Rejecting modernism’s compartmentalisations, he sought out cosmic resonances—with the world, with history, with culture—and found them most acute in India, in 1961, and later in California, where he compared musings with Allen Ginsberg and the other Beat poets. (His wife at the time had been translating Howl into Italian, among other works.) It was an awakening of sorts, one deepened by the near-fatal bout of nephritis that had initially sent him to California for treatment. His recovery and the company he kept during that time fuelled a wave of creativity that melded preindustrial craft, metaphysical calm, peasant ingenuity and contemporaneity.
He grew serious about ceramics—"older than the Bible and Jesus Christ, older than all the poems ever written"—which he painted and stacked in teetering towers. They recalled ancient field and funerary markers found on the Indian subcontinent (to which he frequently returned) as well as the anonymous iconographic totems that dotted the American West. (Even the colour-coded medications he was regularly ingesting provided inspiration.) Larsen devotes a considerable amount of space to these works, which were originally exhibited in Milan in 1967 under the telling title, “Menhir, Ziggurat, Hydrants & Gas Pumps.” Along the walls are a dozen or more stupa, or small carved reliquaries, pinched from the Met vaults; they are reasonably effective in conveying Sottsass’s powers of apperception.
The curatorial flourish comes off better in a previous gallery, where Larsen places a 13th-century BC Egyptian shabti box in relation to two of Sottsass’s “superboxes,” tall patterned cabinets intended for the centre of an otherwise empty room—a radical, because impractical, idea. Sottsass was fond of such Egyptian reliquaries, which reproduce temples, ceremonial gateways and aristocratic homes in miniature. He called them “micro-architectures,” noble receptacles for fragile things. In Sottsass’s work, objects retain this character while performing an additional purpose. If all desires are born into the world inchoate, they must be given shape and definition. Only then can they proliferate, be made large or small, domesticated.
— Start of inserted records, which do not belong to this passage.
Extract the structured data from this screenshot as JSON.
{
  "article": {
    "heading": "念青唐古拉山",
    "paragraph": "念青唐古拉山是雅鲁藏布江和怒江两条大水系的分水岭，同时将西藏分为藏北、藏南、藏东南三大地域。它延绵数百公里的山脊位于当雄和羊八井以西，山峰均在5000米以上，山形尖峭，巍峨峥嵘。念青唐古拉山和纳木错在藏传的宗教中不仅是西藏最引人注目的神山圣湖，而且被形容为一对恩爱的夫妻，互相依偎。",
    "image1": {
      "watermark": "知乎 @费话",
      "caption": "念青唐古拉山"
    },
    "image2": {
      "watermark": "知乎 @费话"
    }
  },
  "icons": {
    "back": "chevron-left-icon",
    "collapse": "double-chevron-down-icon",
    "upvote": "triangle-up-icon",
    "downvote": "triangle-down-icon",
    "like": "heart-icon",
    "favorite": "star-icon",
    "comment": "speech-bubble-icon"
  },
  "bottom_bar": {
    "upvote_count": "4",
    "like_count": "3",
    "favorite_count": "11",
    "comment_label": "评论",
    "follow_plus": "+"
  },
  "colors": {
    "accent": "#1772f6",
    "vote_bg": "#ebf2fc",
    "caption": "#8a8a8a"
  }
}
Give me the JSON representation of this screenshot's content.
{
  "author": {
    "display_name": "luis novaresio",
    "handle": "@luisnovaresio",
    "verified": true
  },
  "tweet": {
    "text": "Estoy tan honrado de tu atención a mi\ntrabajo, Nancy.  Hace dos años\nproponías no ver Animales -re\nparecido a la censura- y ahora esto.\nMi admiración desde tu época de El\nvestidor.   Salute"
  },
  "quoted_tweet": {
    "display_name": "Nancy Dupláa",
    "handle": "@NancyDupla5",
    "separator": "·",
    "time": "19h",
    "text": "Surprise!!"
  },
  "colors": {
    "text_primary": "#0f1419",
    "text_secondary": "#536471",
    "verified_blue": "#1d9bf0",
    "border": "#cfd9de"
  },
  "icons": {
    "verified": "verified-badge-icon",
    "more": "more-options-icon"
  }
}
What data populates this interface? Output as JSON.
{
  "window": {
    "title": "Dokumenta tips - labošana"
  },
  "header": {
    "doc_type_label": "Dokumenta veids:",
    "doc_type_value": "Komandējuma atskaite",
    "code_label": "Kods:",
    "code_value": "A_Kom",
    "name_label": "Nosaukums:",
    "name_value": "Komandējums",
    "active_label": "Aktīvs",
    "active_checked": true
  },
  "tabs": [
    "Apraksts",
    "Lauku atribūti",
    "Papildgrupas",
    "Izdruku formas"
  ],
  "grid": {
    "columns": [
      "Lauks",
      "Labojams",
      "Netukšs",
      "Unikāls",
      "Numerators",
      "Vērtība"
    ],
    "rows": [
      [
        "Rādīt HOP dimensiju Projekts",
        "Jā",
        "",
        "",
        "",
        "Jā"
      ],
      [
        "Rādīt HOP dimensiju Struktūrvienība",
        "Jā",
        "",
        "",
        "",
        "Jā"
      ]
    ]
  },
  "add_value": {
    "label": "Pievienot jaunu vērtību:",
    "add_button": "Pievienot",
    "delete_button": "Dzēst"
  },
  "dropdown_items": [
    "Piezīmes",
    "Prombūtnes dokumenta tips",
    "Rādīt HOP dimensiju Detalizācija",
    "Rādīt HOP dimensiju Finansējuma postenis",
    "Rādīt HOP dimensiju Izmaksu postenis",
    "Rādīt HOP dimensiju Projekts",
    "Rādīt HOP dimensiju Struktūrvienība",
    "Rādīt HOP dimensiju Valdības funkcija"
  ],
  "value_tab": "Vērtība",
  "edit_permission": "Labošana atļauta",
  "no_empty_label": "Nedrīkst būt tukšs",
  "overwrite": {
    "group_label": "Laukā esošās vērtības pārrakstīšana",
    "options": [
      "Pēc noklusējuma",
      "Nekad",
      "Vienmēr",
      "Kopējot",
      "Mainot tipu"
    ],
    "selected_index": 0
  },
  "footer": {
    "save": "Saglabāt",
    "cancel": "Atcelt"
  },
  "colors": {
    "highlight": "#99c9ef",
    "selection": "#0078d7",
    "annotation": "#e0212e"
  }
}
By the late 1970s, following a moody interval and after executing a series of modest, arte povera–inflected earthworks (left out of the Met survey), Sottsass allowed bestial and anthropomorphic semblances to take over. Exemplars of this tendency are thoughtfully staged in the final gallery. The majority of these mobili date from the Memphis period; the stick figure–esque Carlton room divider (1981) is the standout and, along with the Tartar console table (1985), remains the best distillation of Memphis. These are the least egregious designs to have arisen from a design school that assaulted the senses, trafficked in vulgarities and generally dispensed with good taste. Provocations you could sit on, ostensibly.
When Memphis debuted its first collection in September 1981, the rubberneckers who peered through the windows of the Milanese gallery walked away punch-drunk. The disorientation set in by these pieces has since mellowed. The overall feeling is tender, quaint, puckish. This sense is evident in the contemporary designs sprinkled throughout the show in an unnecessary and distracting bid to project Sottsass’s influence into the present. Indeed, too much time has passed.
Samuel Medina is a writer and editor in New York.
Ettore Sottsass: Radical Design, Met Breuer, New York, until 8 October